• Element data from apps and pages
[Start of section]

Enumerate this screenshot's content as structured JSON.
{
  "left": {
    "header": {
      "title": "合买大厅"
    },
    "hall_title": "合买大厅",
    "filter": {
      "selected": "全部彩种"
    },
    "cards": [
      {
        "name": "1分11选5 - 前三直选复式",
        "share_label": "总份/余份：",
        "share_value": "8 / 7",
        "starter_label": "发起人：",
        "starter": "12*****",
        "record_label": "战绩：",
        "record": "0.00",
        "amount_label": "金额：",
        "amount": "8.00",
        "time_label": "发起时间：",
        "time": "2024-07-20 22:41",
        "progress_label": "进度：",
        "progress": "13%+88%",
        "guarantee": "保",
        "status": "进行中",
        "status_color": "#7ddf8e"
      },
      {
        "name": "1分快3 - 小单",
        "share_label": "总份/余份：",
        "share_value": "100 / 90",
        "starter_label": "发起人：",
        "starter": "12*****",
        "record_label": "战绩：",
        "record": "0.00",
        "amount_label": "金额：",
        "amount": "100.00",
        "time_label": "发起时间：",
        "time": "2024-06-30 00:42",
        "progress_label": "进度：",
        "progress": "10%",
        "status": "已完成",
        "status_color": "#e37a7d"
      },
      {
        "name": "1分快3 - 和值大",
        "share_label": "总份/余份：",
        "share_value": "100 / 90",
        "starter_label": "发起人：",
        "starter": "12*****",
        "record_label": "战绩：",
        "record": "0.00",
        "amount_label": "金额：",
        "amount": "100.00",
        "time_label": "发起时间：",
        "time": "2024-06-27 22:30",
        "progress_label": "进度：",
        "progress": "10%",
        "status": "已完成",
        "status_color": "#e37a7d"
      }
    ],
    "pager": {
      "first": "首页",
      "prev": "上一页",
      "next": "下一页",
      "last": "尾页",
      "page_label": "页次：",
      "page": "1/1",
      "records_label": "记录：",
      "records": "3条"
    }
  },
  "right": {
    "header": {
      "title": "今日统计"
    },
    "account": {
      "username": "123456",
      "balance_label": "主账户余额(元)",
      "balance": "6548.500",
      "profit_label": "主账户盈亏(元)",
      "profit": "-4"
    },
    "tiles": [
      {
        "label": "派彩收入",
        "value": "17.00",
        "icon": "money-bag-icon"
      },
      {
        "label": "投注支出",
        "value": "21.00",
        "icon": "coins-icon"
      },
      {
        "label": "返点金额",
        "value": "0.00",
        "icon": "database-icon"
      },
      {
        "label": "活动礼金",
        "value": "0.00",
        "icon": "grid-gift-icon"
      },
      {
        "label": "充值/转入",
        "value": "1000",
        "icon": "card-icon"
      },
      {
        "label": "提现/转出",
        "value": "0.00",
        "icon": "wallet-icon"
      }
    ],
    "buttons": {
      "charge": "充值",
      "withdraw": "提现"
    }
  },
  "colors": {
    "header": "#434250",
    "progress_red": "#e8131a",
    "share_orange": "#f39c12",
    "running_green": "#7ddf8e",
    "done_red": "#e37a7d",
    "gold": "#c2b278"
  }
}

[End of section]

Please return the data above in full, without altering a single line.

Enumerate this screenshot's content as structured JSON.
{
  "left": {
    "header": {
      "title": "合买大厅"
    },
    "hall_title": "合买大厅",
    "filter": {
      "selected": "全部彩种"
    },
    "cards": [
      {
        "name": "1分11选5 - 前三直选复式",
        "share_label": "总份/余份：",
        "share_value": "8 / 7",
        "starter_label": "发起人：",
        "starter": "12*****",
        "record_label": "战绩：",
        "record": "0.00",
        "amount_label": "金额：",
        "amount": "8.00",
        "time_label": "发起时间：",
        "time": "2024-07-20 22:41",
        "progress_label": "进度：",
        "progress": "13%+88%",
        "guarantee": "保",
        "status": "进行中",
        "status_color": "#7ddf8e"
      },
      {
        "name": "1分快3 - 小单",
        "share_label": "总份/余份：",
        "share_value": "100 / 90",
        "starter_label": "发起人：",
        "starter": "12*****",
        "record_label": "战绩：",
        "record": "0.00",
        "amount_label": "金额：",
        "amount": "100.00",
        "time_label": "发起时间：",
        "time": "2024-06-30 00:42",
        "progress_label": "进度：",
        "progress": "10%",
        "status": "已完成",
        "status_color": "#e37a7d"
      },
      {
        "name": "1分快3 - 和值大",
        "share_label": "总份/余份：",
        "share_value": "100 / 90",
        "starter_label": "发起人：",
        "starter": "12*****",
        "record_label": "战绩：",
        "record": "0.00",
        "amount_label": "金额：",
        "amount": "100.00",
        "time_label": "发起时间：",
        "time": "2024-06-27 22:30",
        "progress_label": "进度：",
        "progress": "10%",
        "status": "已完成",
        "status_color": "#e37a7d"
      }
    ],
    "pager": {
      "first": "首页",
      "prev": "上一页",
      "next": "下一页",
      "last": "尾页",
      "page_label": "页次：",
      "page": "1/1",
      "records_label": "记录：",
      "records": "3条"
    }
  },
  "right": {
    "header": {
      "title": "今日统计"
    },
    "account": {
      "username": "123456",
      "balance_label": "主账户余额(元)",
      "balance": "6548.500",
      "profit_label": "主账户盈亏(元)",
      "profit": "-4"
    },
    "tiles": [
      {
        "label": "派彩收入",
        "value": "17.00",
        "icon": "money-bag-icon"
      },
      {
        "label": "投注支出",
        "value": "21.00",
        "icon": "coins-icon"
      },
      {
        "label": "返点金额",
        "value": "0.00",
        "icon": "database-icon"
      },
      {
        "label": "活动礼金",
        "value": "0.00",
        "icon": "grid-gift-icon"
      },
      {
        "label": "充值/转入",
        "value": "1000",
        "icon": "card-icon"
      },
      {
        "label": "提现/转出",
        "value": "0.00",
        "icon": "wallet-icon"
      }
    ],
    "buttons": {
      "charge": "充值",
      "withdraw": "提现"
    }
  },
  "colors": {
    "header": "#434250",
    "progress_red": "#e8131a",
    "share_orange": "#f39c12",
    "running_green": "#7ddf8e",
    "done_red": "#e37a7d",
    "gold": "#c2b278"
  }
}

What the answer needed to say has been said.